As of Tuesday evening, at least 13 people were killed in the weather disaster across Southern California, which hit an area east of Santa Barbara particularly hard. "It's going to be worse than anyone imagined for our area," Santa Barbara County Fire Department spokesman Mike Eliason told the Los Angeles Times. "Following our fire, this is the worst-case scenario.”
One particularly hard-hit area was the coastal community of Montecito in Santa Barbara County, where several people were killed in the overnight mud- and debris-flows. One hard-hit neighborhood was adjacent to Montecito Creek, where the force of the mud was so strong that several homes were ripped from their foundations, according to KTLA-TV.
First responders performed hundreds of rescues on Tuesday, including for many motorists trapped in the mudflows, the Santa Barbara Independent reported. The Santa Barbara County Fire Department reported that at least 25 people were injured.
A section of U.S. Highway 101, the major coastal route connecting Northern and Southern California, was closed between Santa Barbara and Ventura due to the mudflows and debris cleanup. CalTrans District 5 announced that the highway will remain closed through at least Thursday night and advised the motorists avoid unnecessary travel through the area.
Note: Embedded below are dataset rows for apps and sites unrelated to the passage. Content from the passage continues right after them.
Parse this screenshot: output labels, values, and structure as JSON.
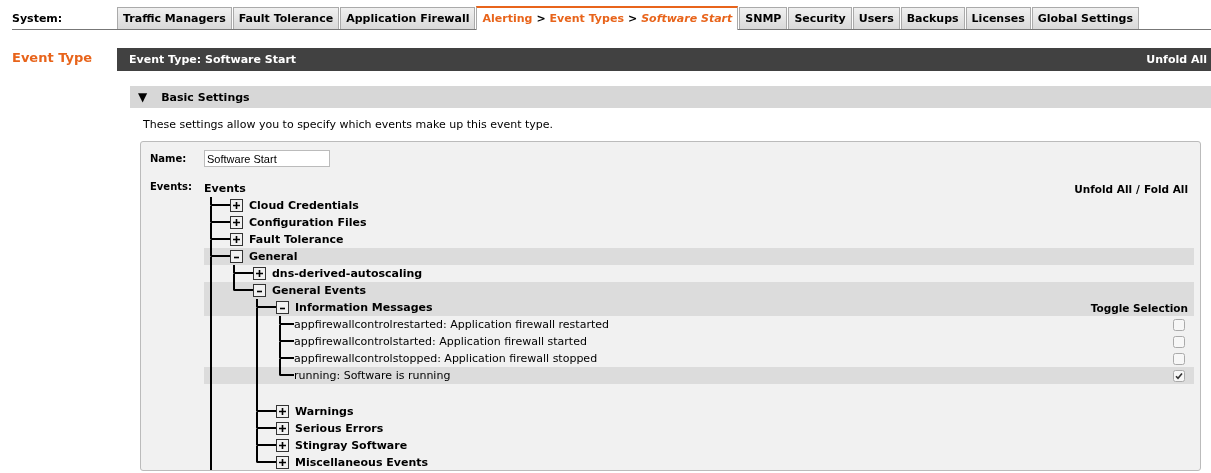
{
  "system_label": "System:",
  "tabs": [
    {
      "label": "Traffic Managers",
      "selected": false
    },
    {
      "label": "Fault Tolerance",
      "selected": false
    },
    {
      "label": "Application Firewall",
      "selected": false
    },
    {
      "selected": true,
      "crumbs": [
        {
          "text": "Alerting",
          "kind": "link"
        },
        {
          "text": ">",
          "kind": "separator"
        },
        {
          "text": "Event Types",
          "kind": "link"
        },
        {
          "text": ">",
          "kind": "separator"
        },
        {
          "text": "Software Start",
          "kind": "current"
        }
      ]
    },
    {
      "label": "SNMP",
      "selected": false
    },
    {
      "label": "Security",
      "selected": false
    },
    {
      "label": "Users",
      "selected": false
    },
    {
      "label": "Backups",
      "selected": false
    },
    {
      "label": "Licenses",
      "selected": false
    },
    {
      "label": "Global Settings",
      "selected": false
    }
  ],
  "page_heading": "Event Type",
  "header_bar": {
    "title": "Event Type: Software Start",
    "unfold_all": "Unfold All"
  },
  "section": {
    "toggle": "▼",
    "title": "Basic Settings",
    "description": "These settings allow you to specify which events make up this event type."
  },
  "form": {
    "name_label": "Name:",
    "name_value": "Software Start",
    "events_label": "Events:"
  },
  "tree": {
    "root": "Events",
    "unfold_all": "Unfold All",
    "fold_separator": "/",
    "fold_all": "Fold All",
    "more_below": true,
    "children": [
      {
        "label": "Cloud Credentials",
        "expanded": false
      },
      {
        "label": "Configuration Files",
        "expanded": false
      },
      {
        "label": "Fault Tolerance",
        "expanded": false
      },
      {
        "label": "General",
        "expanded": true,
        "children": [
          {
            "label": "dns-derived-autoscaling",
            "expanded": false
          },
          {
            "label": "General Events",
            "expanded": true,
            "children": [
              {
                "label": "Information Messages",
                "expanded": true,
                "toggle_label": "Toggle Selection",
                "children": [
                  {
                    "kind": "leaf",
                    "label": "appfirewallcontrolrestarted: Application firewall restarted",
                    "checked": false
                  },
                  {
                    "kind": "leaf",
                    "label": "appfirewallcontrolstarted: Application firewall started",
                    "checked": false
                  },
                  {
                    "kind": "leaf",
                    "label": "appfirewallcontrolstopped: Application firewall stopped",
                    "checked": false
                  },
                  {
                    "kind": "leaf",
                    "label": "running: Software is running",
                    "checked": true
                  }
                ]
              },
              {
                "label": "Warnings",
                "expanded": false
              },
              {
                "label": "Serious Errors",
                "expanded": false
              },
              {
                "label": "Stingray Software",
                "expanded": false
              },
              {
                "label": "Miscellaneous Events",
                "expanded": false
              }
            ]
          }
        ]
      }
    ]
  }
}
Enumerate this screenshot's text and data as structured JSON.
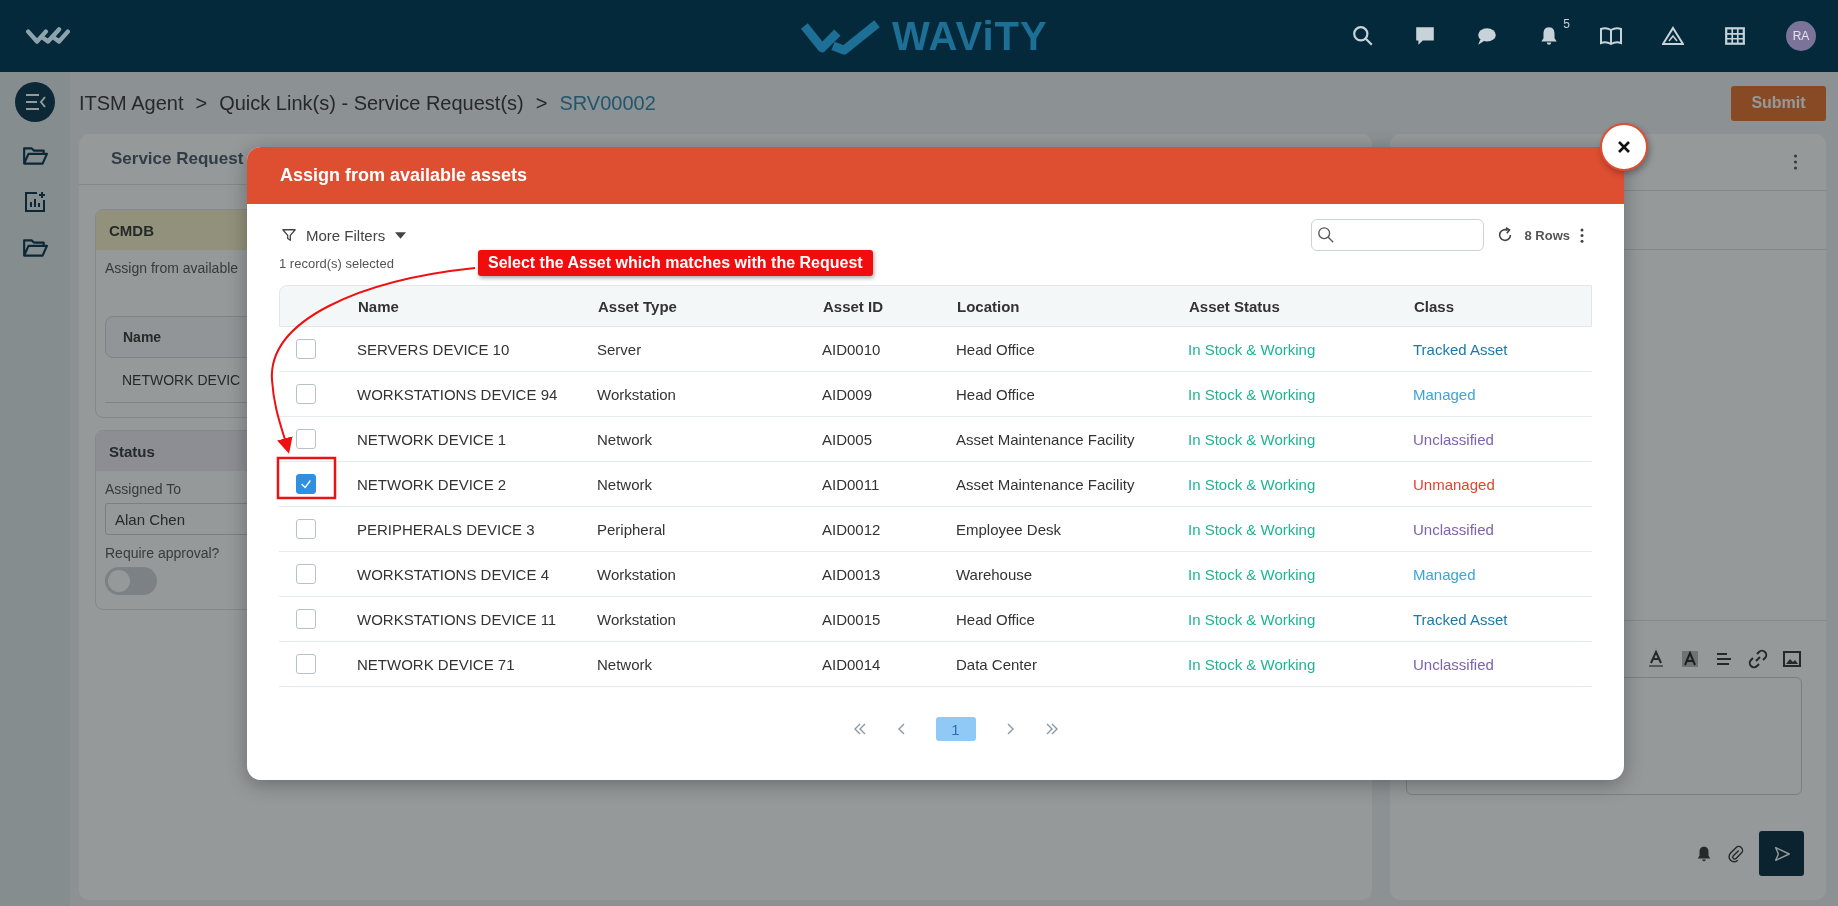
{
  "topbar": {
    "brand": "WAViTY",
    "notifications": "5",
    "avatar": "RA"
  },
  "breadcrumb": [
    {
      "kind": "link",
      "label": "ITSM Agent"
    },
    {
      "kind": "separator",
      "label": ">"
    },
    {
      "kind": "link",
      "label": "Quick Link(s) - Service Request(s)"
    },
    {
      "kind": "separator",
      "label": ">"
    },
    {
      "kind": "current",
      "label": "SRV00002"
    }
  ],
  "submit": "Submit",
  "left_card": {
    "tab": "Service Request",
    "cmdb": {
      "title": "CMDB",
      "text": "Assign from available",
      "column": "Name",
      "cell": "NETWORK DEVIC"
    },
    "status": {
      "title": "Status",
      "assigned_label": "Assigned To",
      "assigned_value": "Alan Chen",
      "approval_label": "Require approval?",
      "approval_on": false
    }
  },
  "modal": {
    "title": "Assign from available assets",
    "filters": "More Filters",
    "rows_label": "8 Rows",
    "selected_text": "1 record(s) selected",
    "columns": [
      "Name",
      "Asset Type",
      "Asset ID",
      "Location",
      "Asset Status",
      "Class"
    ],
    "rows": [
      {
        "name": "SERVERS DEVICE 10",
        "type": "Server",
        "id": "AID0010",
        "location": "Head Office",
        "status": "In Stock & Working",
        "class": "Tracked Asset",
        "color": "#1a78ad",
        "selected": false
      },
      {
        "name": "WORKSTATIONS DEVICE 94",
        "type": "Workstation",
        "id": "AID009",
        "location": "Head Office",
        "status": "In Stock & Working",
        "class": "Managed",
        "color": "#3aa5d6",
        "selected": false
      },
      {
        "name": "NETWORK DEVICE 1",
        "type": "Network",
        "id": "AID005",
        "location": "Asset Maintenance Facility",
        "status": "In Stock & Working",
        "class": "Unclassified",
        "color": "#7d62b0",
        "selected": false
      },
      {
        "name": "NETWORK DEVICE 2",
        "type": "Network",
        "id": "AID0011",
        "location": "Asset Maintenance Facility",
        "status": "In Stock & Working",
        "class": "Unmanaged",
        "color": "#e0452b",
        "selected": true
      },
      {
        "name": "PERIPHERALS DEVICE 3",
        "type": "Peripheral",
        "id": "AID0012",
        "location": "Employee Desk",
        "status": "In Stock & Working",
        "class": "Unclassified",
        "color": "#7d62b0",
        "selected": false
      },
      {
        "name": "WORKSTATIONS DEVICE 4",
        "type": "Workstation",
        "id": "AID0013",
        "location": "Warehouse",
        "status": "In Stock & Working",
        "class": "Managed",
        "color": "#3aa5d6",
        "selected": false
      },
      {
        "name": "WORKSTATIONS DEVICE 11",
        "type": "Workstation",
        "id": "AID0015",
        "location": "Head Office",
        "status": "In Stock & Working",
        "class": "Tracked Asset",
        "color": "#1a78ad",
        "selected": false
      },
      {
        "name": "NETWORK DEVICE 71",
        "type": "Network",
        "id": "AID0014",
        "location": "Data Center",
        "status": "In Stock & Working",
        "class": "Unclassified",
        "color": "#7d62b0",
        "selected": false
      }
    ],
    "pages": [
      {
        "label": "1",
        "selected": true
      }
    ]
  },
  "annotation": {
    "text": "Select the Asset which matches with the Request"
  }
}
Amtrak service was also disrupted along impacted sections of coastal tracks.
Heavy rainfall has fallen across parts of Southern California, which can create hazardous conditions in or areas downstream from wildfire burn zones when soil and debris can easily wash down scorched hills, ridges and canyons and turn into mudflows and landslides.
Although the much of Montecito escaped the Thomas Fire’s initial destruction, some neighborhoods were not so lucky with the subsequent muddy disaster that followed more than a month after California’s largest wildfire on record burned across parts of Santa Barbara and Ventura counties.
Michael Grass is Executive Editor of Government Executive’s Route Fifty and is based in Seattle.